A few months ago I published a post titled My 2008 Personal Income Tax Results, and in it I mentioned how I was going to set payroll up with my corporation to pay my personal self in the future, to make processing and managing income tax easier.
Originally, I was going to process the payroll all by myself, do all the calculations and paperwork, and remit the income taxes to the CRA (Canadian Revenue Agency) every paycheck.
I was very stressed about having to set it up and how much time it would take to process manually every 2 weeks, so I posed the following question to my readers: “Does anyone have any experience setting up a payroll through a corporation with the Canadian Revenue Agency?”.
Fortunately, a number of people responded with helpful comments. In particular, I’d like to thank Paul Piotrowski, Martin, and Brian for really pushing me to use a 3rd party payroll management service.
In Canada at least, there are basically two sources for outsourcing your payroll management needs: Ceridian and ADP. Both are absolutely massive companies and have favourable reputations behind them, but I ended up going with Ceridian (the company Paul recommended to me) because it’s Canada’s largest payroll management company and is also tied in a partnership with TD Canada Trust, which is where my corporate bank account resides.
Getting set up with Ceridian wasn’t too difficult. After speaking with a representative over the phone who answered all my questions politely, I was sent a bunch of forms via PDF which I signed, scanned, and e-mailed back.
I also had to provide important information such as documentation and proof of my company’s incorporation, a signed statement from my bank, etc. It did take a little while getting everything in order, but Ceridian employees are very tech-savvy and respond to your e-mails pretty fast so I believe my setting up process was actually finished by the next day.
The next step was to get acquainted with the Powerpay system – Ceridian’s online payroll control panel where I can manage every aspect of payroll. It came with a 100+ page PDF instruction manual which I quickly read a couple times, but for the most part it is fairly self-explanatory.
I spoke to another representative who walked me through how to submit my first payroll, and it’s really just a few steps.
Here is a screenshot of one of the screens within the Powerpay system:
Basically, I just have to log in once a month and submit my payroll. This only takes a minute, and can actually be automated if you want the same amount each month. I chose to do it by hand so I can become familiar with how it works.
I should mention that the Powerpay system is only one method of managing your payroll. You can also do it over the phone, for example.
I have my payroll set up to run once a month, and it takes the amount from my corporate bank account on the 28th and, since I set up direct deposit with my personal bank account, deposits there on the 1st. These dates may change slightly depending on whether or not they fall on a weekend or holiday.
I currently have my payroll set up to pay me $4,500 each pay period (once a month). This is the gross amount before taxes. I only need to pay myself enough to live on – the rest will stay in the corporation to take advantage of the lower tax bracket.

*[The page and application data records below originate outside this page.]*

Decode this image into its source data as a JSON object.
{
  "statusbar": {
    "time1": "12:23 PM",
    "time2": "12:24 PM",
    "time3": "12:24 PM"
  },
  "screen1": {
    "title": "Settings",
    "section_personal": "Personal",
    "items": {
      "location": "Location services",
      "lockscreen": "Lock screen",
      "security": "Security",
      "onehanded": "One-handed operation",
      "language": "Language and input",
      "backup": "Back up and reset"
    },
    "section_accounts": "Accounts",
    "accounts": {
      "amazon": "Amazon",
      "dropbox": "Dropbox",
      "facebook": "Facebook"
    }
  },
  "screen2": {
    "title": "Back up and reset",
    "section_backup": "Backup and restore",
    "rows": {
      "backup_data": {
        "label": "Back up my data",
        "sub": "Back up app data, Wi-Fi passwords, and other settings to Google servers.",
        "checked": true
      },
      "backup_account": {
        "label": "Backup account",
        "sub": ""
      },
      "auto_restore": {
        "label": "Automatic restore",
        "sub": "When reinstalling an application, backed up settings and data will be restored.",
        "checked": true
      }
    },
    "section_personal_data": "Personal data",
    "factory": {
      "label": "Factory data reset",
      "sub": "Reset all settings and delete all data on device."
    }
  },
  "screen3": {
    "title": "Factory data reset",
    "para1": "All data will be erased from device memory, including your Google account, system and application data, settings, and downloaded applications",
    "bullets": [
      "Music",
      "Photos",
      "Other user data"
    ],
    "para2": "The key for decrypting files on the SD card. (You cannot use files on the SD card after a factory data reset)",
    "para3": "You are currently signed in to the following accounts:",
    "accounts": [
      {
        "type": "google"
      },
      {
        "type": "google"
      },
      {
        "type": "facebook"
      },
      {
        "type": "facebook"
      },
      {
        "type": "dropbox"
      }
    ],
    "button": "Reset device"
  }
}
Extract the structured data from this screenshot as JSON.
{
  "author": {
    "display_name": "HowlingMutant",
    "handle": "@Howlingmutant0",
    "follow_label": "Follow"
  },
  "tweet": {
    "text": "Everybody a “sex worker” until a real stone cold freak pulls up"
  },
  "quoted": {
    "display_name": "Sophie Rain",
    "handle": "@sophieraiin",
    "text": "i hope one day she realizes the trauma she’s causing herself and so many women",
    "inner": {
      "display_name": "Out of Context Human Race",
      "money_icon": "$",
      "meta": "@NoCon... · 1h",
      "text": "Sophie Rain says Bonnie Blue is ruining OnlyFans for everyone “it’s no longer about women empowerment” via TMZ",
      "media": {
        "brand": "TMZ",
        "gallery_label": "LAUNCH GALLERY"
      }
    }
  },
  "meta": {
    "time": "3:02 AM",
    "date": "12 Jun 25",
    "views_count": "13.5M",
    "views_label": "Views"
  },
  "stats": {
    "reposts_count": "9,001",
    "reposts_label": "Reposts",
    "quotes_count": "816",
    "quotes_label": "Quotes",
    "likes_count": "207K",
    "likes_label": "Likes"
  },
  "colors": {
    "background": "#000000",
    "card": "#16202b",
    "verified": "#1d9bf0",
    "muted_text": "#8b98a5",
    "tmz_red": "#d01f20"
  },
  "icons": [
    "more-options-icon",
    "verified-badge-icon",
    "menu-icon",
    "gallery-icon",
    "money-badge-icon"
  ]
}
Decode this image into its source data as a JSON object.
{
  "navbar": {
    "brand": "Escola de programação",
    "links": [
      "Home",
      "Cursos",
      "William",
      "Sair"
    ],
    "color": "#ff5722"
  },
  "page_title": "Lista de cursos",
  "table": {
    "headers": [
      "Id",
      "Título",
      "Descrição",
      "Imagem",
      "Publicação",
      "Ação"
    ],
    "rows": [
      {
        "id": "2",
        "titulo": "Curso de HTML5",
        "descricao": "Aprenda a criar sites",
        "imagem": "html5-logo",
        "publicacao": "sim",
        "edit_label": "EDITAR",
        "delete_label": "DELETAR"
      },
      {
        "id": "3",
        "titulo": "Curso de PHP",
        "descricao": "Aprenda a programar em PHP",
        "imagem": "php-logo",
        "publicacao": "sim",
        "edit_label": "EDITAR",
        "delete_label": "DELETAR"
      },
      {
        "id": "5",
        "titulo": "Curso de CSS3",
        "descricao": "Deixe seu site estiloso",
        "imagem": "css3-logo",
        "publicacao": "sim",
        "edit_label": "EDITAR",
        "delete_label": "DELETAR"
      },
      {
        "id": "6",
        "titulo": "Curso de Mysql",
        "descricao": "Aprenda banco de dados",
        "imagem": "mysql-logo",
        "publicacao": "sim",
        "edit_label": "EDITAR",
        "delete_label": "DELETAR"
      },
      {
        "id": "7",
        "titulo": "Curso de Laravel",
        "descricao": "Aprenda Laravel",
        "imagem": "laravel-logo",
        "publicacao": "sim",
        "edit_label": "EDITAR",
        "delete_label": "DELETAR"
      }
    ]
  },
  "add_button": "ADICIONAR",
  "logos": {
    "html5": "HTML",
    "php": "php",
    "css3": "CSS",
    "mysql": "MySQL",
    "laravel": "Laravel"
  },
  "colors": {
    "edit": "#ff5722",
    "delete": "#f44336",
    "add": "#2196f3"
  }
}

In Canada, in addition to the basic income tax, we also have to pay into the CPP – Canadian Pension Plan. This is forced and mandatory. The sad part is, my generation will most likely never see a dime of the CPP… our government pension plan is is not much better shape than America’s.
To make matters worse, since I am both the employer and employee, I have to pay the CPP twice! CPP is nearly 5%, so that’s 10% from the gross amount that is going down the drain.
Below is a screenshot of my first payroll summary:
As you can see, of my initial $4,500 payment, $799.91 goes as general income tax, $208.31 goes to the employee CPP, and another $208.31 goes to the employer CPP. That works out to $1,216.53 that is immediately taken off and sent to the government.
What’s left is $3,491.78.
My first payroll was sent out without any problems and withdrawn as scheduled from my corporate bank account on the 28th, as seen in the screenshot below:
The reason why it shows a debit of $5,156.18 instead of $4,500 is because there were some initial set-up fees with Ceridian. For those wondering, the actual service cost to use Ceridian is only around $25 a month once you’re set up. The set-up fee will vary as well, but I paid around $600 since I opted for a paperless feature.
On the 1st of the following month, I checked my personal bank account to see that my very first payroll payment was deposited flawlessly with the correct amount of $3,491.78.
Awesome. What I really like is that I’m free to move around money as I want. For example, if I wanted an ‘advance’ of $30,000 to buy a new car, I could process that immediately. I’m not limited to being locked into a fixed $4,500 per month.
I’m very happy I went with a 3rd party payroll management company such as Ceridian instead of doing it by myself. I have no doubt that the decision saved me countless hours of accounting work each month, and all for only around $25 a month.
So, if you’re looking to set up payroll for your company, definitely outsource it. It’s really easy once you’re set up.